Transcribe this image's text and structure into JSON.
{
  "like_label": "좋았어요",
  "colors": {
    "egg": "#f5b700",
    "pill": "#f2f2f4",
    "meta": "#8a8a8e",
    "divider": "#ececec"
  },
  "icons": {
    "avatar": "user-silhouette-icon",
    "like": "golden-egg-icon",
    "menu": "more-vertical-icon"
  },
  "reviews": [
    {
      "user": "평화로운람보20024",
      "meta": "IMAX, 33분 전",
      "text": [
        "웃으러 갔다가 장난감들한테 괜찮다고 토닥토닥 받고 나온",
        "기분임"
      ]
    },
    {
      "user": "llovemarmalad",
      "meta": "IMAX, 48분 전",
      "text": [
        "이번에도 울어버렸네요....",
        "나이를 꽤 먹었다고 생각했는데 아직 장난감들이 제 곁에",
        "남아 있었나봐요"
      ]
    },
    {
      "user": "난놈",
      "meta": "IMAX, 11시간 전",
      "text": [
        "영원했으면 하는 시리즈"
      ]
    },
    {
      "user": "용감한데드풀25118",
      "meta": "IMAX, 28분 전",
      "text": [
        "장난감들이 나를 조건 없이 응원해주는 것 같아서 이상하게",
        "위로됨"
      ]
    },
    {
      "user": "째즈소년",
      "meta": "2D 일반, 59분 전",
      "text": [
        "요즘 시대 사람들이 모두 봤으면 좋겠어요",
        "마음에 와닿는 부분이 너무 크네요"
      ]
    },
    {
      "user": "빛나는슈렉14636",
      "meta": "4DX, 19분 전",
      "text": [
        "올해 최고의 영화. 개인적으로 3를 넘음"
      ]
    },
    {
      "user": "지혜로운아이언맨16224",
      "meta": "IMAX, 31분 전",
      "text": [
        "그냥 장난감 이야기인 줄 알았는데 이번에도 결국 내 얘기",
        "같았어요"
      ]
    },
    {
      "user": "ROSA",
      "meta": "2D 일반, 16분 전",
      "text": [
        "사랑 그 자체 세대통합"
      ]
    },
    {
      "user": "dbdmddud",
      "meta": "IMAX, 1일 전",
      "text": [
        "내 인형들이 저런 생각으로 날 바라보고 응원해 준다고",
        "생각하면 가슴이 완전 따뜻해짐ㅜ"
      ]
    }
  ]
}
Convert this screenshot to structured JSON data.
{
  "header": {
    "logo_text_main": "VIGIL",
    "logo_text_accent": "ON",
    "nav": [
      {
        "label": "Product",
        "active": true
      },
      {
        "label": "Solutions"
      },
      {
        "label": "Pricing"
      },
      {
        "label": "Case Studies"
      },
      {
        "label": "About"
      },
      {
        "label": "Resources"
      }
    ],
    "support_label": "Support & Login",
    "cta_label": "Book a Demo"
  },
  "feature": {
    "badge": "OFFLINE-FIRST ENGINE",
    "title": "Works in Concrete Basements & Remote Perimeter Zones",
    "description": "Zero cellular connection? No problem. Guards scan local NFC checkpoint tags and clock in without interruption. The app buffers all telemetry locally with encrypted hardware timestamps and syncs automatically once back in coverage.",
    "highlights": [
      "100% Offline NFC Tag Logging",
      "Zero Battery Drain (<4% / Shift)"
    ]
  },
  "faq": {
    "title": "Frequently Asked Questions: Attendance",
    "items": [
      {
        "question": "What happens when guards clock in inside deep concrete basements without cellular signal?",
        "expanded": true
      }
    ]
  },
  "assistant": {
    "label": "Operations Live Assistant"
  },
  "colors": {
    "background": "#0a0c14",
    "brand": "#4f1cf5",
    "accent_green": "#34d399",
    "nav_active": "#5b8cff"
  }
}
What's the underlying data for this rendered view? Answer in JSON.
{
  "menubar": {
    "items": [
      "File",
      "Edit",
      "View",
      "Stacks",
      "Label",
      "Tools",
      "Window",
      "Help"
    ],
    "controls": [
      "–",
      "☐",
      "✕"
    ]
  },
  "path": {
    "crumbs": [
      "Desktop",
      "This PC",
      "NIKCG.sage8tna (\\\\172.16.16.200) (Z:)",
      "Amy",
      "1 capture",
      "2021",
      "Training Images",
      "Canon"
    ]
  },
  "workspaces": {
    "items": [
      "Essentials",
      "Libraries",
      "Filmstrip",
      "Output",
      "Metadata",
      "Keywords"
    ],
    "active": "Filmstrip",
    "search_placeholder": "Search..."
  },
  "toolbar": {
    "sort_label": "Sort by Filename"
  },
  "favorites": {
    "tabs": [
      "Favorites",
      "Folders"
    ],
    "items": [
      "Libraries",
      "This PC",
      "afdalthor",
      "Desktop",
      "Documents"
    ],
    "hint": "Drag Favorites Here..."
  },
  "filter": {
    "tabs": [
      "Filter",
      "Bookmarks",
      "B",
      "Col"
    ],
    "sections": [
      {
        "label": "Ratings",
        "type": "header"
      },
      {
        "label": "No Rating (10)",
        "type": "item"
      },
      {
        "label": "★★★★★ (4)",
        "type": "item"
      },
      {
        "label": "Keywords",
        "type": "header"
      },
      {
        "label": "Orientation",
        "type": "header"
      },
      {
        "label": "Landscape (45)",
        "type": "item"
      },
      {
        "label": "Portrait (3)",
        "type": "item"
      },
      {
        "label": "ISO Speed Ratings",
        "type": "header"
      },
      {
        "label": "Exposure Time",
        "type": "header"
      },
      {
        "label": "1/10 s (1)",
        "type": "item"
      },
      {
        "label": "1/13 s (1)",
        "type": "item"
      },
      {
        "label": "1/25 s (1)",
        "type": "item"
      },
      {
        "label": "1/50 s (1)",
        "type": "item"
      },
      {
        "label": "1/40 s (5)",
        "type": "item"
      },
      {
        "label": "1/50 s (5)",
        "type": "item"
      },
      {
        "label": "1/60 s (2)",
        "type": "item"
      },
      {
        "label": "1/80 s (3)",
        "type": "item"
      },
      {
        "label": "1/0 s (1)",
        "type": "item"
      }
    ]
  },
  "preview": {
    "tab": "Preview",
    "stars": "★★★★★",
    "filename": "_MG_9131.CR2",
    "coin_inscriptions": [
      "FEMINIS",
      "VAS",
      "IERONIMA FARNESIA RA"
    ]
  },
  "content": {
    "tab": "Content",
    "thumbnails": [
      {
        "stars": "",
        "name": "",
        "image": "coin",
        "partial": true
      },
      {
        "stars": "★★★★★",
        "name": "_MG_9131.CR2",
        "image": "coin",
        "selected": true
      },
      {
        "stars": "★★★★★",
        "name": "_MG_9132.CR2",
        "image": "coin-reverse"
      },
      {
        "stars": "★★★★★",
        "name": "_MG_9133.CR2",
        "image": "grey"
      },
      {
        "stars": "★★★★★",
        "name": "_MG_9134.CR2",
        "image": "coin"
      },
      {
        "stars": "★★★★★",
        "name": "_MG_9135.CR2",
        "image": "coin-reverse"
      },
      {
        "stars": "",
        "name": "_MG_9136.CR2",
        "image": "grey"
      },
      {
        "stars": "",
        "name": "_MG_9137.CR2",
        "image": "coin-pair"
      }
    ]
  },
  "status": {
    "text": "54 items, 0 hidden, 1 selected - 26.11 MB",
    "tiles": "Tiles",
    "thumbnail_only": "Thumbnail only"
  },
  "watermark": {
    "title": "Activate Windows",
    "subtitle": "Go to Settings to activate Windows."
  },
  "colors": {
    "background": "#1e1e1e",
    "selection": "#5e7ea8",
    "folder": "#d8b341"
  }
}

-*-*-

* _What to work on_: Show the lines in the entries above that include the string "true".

* _Expected output_:
        "active": true
        "expanded": true
        "partial": true
        "selected": true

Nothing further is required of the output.